(Entries taken from a collection)
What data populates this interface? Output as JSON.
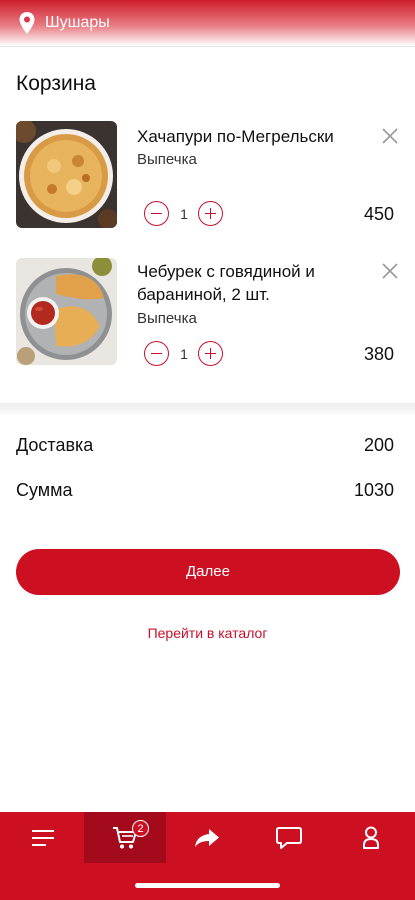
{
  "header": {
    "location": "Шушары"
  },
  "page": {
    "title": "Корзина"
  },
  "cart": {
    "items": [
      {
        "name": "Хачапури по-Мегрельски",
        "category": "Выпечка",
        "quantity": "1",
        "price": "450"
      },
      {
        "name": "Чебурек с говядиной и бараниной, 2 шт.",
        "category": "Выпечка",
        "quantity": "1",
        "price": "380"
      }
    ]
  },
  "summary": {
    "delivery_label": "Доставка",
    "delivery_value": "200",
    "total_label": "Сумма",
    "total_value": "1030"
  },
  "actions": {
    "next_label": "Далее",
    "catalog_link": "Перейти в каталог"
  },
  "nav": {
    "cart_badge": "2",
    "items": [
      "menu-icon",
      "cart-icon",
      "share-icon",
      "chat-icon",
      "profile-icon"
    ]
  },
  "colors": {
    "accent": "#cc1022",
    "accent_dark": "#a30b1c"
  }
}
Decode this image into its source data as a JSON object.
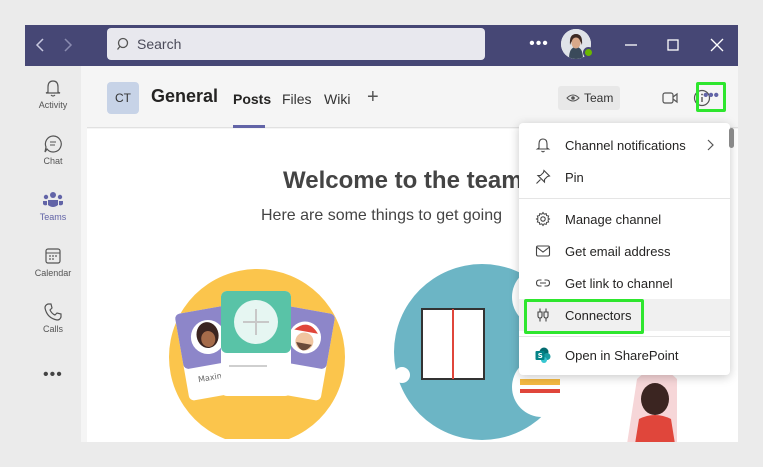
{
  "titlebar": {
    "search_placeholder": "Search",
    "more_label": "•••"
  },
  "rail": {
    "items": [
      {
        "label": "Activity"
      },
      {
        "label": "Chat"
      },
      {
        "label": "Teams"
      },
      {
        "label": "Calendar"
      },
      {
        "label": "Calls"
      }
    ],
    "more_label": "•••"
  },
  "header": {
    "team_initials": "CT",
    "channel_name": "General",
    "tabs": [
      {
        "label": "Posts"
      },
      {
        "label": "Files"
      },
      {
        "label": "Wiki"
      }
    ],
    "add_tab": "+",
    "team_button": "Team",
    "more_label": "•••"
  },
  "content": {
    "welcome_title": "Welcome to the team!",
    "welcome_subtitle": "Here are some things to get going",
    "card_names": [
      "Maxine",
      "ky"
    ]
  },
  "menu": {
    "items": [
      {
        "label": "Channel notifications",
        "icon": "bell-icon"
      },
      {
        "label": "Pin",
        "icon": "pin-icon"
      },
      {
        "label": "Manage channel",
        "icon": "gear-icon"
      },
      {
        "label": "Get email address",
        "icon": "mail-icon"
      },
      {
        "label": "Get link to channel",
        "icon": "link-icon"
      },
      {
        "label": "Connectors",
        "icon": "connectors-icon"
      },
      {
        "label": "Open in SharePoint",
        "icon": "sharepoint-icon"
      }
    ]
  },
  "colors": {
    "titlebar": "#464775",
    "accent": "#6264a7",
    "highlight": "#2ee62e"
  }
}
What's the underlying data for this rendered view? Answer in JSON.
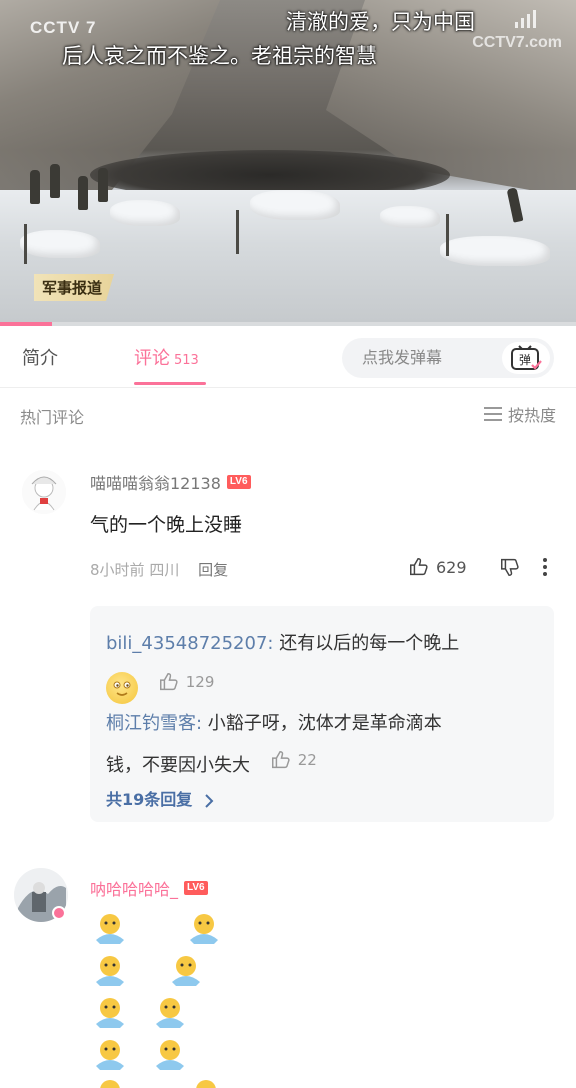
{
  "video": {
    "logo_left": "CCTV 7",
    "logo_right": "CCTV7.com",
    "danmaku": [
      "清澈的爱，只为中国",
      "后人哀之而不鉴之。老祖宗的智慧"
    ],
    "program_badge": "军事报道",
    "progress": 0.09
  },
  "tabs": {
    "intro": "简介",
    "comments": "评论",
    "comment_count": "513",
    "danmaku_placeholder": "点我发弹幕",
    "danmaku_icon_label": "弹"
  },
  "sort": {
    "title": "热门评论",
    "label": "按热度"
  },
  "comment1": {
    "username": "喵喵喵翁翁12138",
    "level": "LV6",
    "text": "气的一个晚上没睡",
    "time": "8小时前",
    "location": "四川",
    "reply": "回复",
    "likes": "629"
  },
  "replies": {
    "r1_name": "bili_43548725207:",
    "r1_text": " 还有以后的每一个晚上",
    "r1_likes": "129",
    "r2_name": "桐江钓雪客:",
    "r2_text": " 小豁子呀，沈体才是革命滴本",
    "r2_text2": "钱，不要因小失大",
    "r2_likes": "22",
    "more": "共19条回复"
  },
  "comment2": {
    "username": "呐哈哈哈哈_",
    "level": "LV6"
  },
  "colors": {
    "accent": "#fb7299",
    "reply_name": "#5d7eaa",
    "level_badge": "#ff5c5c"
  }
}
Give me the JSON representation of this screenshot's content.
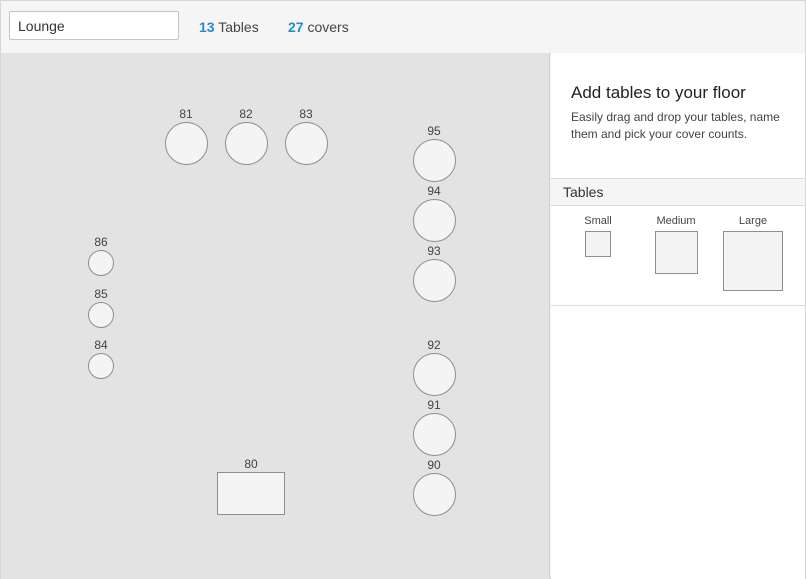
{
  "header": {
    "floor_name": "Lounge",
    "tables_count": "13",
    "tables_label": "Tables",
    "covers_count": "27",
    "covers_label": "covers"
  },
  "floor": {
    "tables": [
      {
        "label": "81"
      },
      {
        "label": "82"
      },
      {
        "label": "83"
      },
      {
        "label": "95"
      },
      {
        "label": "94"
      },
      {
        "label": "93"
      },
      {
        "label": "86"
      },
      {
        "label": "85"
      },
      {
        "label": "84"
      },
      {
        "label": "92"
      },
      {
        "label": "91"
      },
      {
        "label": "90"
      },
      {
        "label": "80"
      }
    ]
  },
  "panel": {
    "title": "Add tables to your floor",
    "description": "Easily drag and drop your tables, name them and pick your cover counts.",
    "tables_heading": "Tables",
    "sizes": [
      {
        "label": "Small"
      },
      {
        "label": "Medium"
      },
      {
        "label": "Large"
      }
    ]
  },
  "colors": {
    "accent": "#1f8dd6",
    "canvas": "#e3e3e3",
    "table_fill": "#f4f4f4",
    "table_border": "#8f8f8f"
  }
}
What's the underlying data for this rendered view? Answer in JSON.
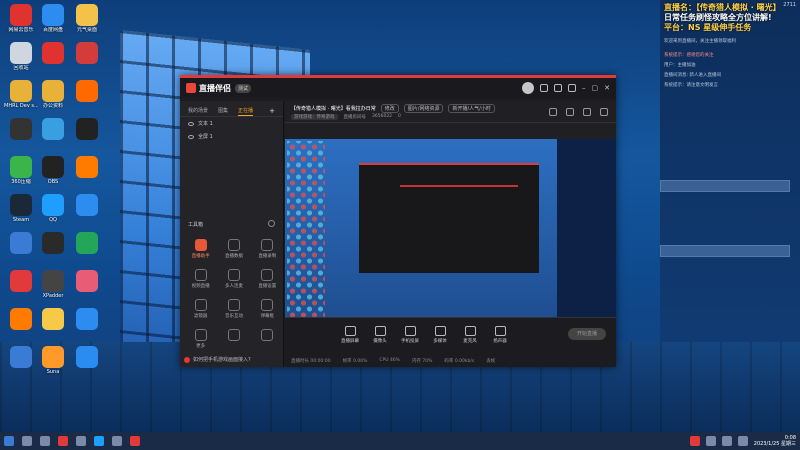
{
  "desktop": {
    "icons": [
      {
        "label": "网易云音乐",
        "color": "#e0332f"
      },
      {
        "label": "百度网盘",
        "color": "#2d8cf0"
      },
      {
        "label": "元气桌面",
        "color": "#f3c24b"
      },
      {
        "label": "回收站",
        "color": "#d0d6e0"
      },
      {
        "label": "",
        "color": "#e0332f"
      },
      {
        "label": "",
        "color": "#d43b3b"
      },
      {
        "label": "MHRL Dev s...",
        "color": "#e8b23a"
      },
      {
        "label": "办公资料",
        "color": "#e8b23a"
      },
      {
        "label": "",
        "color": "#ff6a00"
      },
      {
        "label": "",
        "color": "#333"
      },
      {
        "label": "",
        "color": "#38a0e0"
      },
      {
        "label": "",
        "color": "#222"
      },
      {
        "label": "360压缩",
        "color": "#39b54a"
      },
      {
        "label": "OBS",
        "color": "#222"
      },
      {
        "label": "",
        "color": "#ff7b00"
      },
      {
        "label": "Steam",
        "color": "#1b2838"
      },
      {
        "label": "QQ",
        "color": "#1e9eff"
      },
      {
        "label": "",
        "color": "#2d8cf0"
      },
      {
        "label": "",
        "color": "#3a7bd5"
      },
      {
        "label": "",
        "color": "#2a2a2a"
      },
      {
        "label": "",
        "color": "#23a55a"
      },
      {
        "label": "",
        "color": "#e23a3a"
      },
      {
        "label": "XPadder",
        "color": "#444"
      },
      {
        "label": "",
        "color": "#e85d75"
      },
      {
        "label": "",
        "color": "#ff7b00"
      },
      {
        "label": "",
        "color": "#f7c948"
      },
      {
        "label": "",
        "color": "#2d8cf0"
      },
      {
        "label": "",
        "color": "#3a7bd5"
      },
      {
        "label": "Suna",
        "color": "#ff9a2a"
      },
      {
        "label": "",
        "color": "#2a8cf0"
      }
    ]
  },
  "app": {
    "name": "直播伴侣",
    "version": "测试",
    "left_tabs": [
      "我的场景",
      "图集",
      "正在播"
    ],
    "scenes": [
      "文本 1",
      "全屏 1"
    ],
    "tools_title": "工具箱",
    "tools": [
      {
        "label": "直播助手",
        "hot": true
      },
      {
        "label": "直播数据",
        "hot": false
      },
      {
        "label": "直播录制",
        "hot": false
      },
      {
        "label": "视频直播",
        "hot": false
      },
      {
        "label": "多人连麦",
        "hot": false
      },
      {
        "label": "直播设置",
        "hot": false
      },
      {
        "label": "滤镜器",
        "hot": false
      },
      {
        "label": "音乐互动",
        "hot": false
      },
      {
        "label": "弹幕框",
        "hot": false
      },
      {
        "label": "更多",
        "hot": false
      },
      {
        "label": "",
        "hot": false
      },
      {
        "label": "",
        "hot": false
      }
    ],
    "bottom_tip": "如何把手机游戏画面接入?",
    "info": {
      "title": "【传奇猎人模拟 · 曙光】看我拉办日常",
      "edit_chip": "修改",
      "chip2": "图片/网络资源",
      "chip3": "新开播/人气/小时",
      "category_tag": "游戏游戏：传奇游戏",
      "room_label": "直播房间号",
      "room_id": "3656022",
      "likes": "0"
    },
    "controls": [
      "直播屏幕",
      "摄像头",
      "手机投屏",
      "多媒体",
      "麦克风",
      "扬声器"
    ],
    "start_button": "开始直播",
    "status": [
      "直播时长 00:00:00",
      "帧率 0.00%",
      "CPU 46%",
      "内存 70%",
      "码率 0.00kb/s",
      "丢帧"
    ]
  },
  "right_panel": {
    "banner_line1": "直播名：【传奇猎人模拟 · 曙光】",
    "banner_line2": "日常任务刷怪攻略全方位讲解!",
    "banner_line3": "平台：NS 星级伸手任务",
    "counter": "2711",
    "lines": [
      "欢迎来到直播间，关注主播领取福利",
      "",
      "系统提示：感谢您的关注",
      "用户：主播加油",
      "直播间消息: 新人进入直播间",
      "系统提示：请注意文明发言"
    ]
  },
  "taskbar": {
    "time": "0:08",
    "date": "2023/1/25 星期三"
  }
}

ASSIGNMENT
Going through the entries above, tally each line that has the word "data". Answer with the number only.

ANSWER TO THIS TASK
4